Into the Season

We have yet to see
our exhaled breaths
as we avoid the burn
of the cold handrails
on our expectant ascent
of fifty-odd concrete steps
to our fixed tipped seats

We have yet to inhale
that repeated wide view
of our floodlit pitch –
re-lined in the week
into a restart of hope
against eleven men
in an unloved strip

We have yet to sip
the bitter hot drinks
that we will queue for
in the muted half-time
of slight disappointments
as old rivals are set to win –
according to media streams

We will fear the descent
which others will take
before the hard blast
of whistle and biting winds –
to then exit The Amex
for seats on misted-up buses
which will take us home.

Brighton 1 – Watford 0

This concrete and steel
oozes last week’s freeze
where I sit with my pint
high in the East Stand
having travelled with my boys

but they are already perched
on the folding seats
as I wait for my beer to push
me there via the toilets

where scarfed men shuffle
and queue in silence for urinals

there they unwrap and rezip
after pissing a few quid
before the match
on to others’ left pubes

these gents hope beyond hope
for a home result
as they wash down those hairs

Claudio, No! by Gary W. Lineker

You came to Leicester,
a silver fox to our pack,
the grey Tinker Man,
whom we’ve now sacked:

Claudio!
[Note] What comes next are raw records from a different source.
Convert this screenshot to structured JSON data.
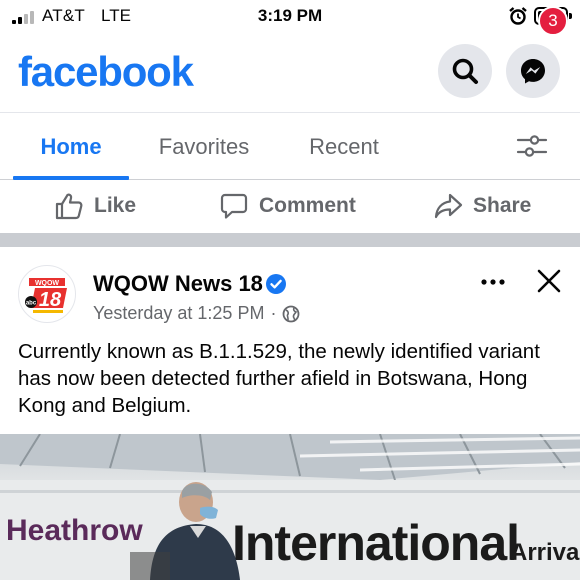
{
  "status_bar": {
    "carrier": "AT&T",
    "network": "LTE",
    "time": "3:19 PM",
    "icons": [
      "signal-icon",
      "alarm-icon",
      "battery-icon"
    ]
  },
  "header": {
    "logo": "facebook",
    "messenger_badge": "3",
    "icons": [
      "search-icon",
      "messenger-icon"
    ]
  },
  "tabs": {
    "items": [
      {
        "label": "Home",
        "active": true
      },
      {
        "label": "Favorites",
        "active": false
      },
      {
        "label": "Recent",
        "active": false
      }
    ],
    "filter_icon": "filter-sliders-icon"
  },
  "reactions": {
    "like_label": "Like",
    "comment_label": "Comment",
    "share_label": "Share"
  },
  "post": {
    "page_name": "WQOW News 18",
    "timestamp": "Yesterday at 1:25 PM",
    "separator": "·",
    "privacy_icon": "globe-icon",
    "avatar_logo": "WQOW 18 abc",
    "text": "Currently known as B.1.1.529, the newly identified variant has now been detected further afield in Botswana, Hong Kong and Belgium.",
    "photo": {
      "sign_left": "Heathrow",
      "sign_main": "International",
      "sign_sub": "Arrivals"
    }
  },
  "colors": {
    "brand": "#1877f2",
    "badge": "#e41e3f",
    "secondary_text": "#65676b",
    "separator": "#c9ccd1"
  }
}
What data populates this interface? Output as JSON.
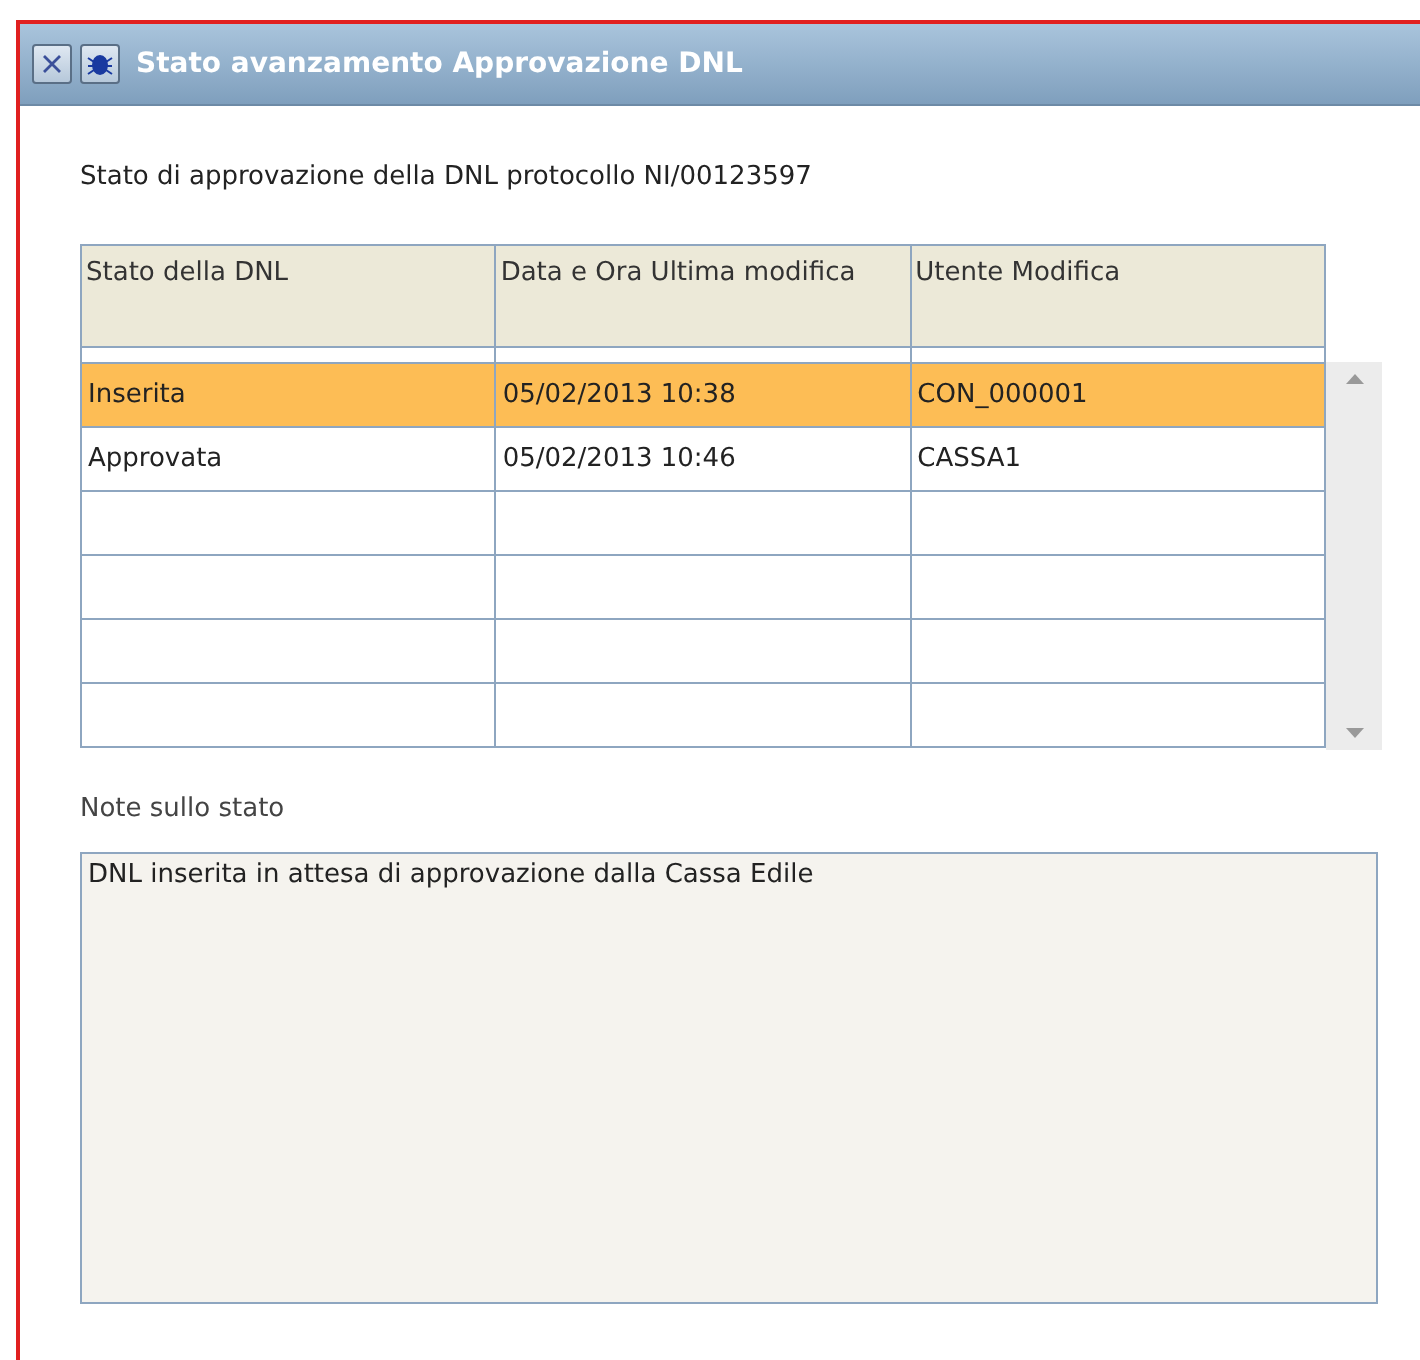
{
  "window": {
    "title": "Stato avanzamento Approvazione DNL"
  },
  "heading": "Stato di approvazione della DNL protocollo NI/00123597",
  "table": {
    "columns": [
      "Stato della DNL",
      "Data e Ora Ultima modifica",
      "Utente Modifica"
    ],
    "rows": [
      {
        "cells": [
          "Inserita",
          "05/02/2013 10:38",
          "CON_000001"
        ],
        "selected": true
      },
      {
        "cells": [
          "Approvata",
          "05/02/2013 10:46",
          "CASSA1"
        ],
        "selected": false
      }
    ]
  },
  "notes": {
    "label": "Note sullo stato",
    "value": "DNL inserita in attesa di approvazione dalla Cassa Edile"
  }
}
Claudio!
You got me to strip
down to my shorts
– my crispiest bits.

To get me there
you proved me wrong,
you took my team,
at five thousand to one,

up to the top
of the Premiership,
but then you got dumped
for tinkering with it.

Alas you are gone,
no more punditry pokes,
I’ll live with the title,
and ignore Shearer’s jokes.

My pants are pressed,
my abs are tight,
I am now ready for
the relegation fight.

Park Football Parents

The sun momentarily exploded,
from behind fleet clouds,
then gone, sleet-showered,
a return to mourn-shift-shrouds.

Seven days before, without the ice,
this team was crushed in a one-sided match,
so in training our stick-kids are bellowed at:
– On to the ball!
– Off the ball!
– Down the line!
– Wide!
– Mark-him, mark-him!

The coach, never mellows.
Bunched fathers and mothers,
now soaked, are hardly talking
as the minutes dribble
to the end of the session:

Murmurs in the long-stood section,
– Is it ten, does he know?
Eventually, after extra time,
The coach lets them go.

We parents are first in the cars,
door-slammed, venting at nature:
Our dripping-kids stare at the sky,
and wish for release from failure.